For recruiters, LinkedIn has become a go-to source for finding top-ranked candidates. It allows recruiters to select from a large pool of potential candidates and glean insights into their skillsets. Too often I run into the “nearly perfect” candidate. They have the experience, the cultural fit and the desire to move into the role I’m seeking to fill, but they happen to be lacking that singular piece of knowledge that is a must for the hiring manager. Soon, we’ll have an easy way to help guide these candidates toward such knowledge.
My gut tells me that LinkedIn will be doing plenty to help spur this initiative.

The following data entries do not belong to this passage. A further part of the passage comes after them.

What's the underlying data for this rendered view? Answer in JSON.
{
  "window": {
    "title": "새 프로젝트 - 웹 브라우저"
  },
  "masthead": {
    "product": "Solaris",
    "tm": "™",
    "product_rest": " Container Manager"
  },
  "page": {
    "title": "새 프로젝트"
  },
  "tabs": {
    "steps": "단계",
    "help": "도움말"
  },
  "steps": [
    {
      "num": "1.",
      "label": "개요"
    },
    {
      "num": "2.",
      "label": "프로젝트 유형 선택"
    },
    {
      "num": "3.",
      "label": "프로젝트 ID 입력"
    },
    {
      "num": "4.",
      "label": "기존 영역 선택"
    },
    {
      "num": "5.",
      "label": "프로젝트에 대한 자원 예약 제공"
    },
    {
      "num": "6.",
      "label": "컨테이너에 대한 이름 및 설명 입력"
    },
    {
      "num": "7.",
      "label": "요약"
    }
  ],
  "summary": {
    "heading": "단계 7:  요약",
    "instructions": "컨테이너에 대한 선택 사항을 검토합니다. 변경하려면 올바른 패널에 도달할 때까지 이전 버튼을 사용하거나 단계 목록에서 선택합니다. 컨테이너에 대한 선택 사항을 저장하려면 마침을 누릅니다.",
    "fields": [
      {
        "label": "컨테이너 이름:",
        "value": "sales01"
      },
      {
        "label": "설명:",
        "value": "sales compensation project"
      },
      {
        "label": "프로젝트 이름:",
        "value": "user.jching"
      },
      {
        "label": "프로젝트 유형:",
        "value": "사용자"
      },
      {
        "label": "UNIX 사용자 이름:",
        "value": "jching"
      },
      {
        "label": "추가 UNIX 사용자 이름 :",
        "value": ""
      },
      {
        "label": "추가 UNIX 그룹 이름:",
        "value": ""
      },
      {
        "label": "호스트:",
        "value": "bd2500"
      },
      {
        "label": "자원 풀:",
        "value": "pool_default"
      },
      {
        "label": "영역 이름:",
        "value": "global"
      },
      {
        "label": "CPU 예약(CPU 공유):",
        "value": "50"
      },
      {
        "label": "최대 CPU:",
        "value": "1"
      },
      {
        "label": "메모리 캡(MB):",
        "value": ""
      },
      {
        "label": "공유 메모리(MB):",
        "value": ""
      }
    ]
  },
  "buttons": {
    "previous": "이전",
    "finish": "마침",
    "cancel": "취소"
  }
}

By proactively communicating with members around what courses or knowledge will be needed in their respective industries, it is my hope that HR professionals will also be able to leverage this great collaboration. And if all goes well, LinkedIn won’t just be another site for job-searching—it will become an essential, daily stop for all professionals.
Article image via BidnessEtc.com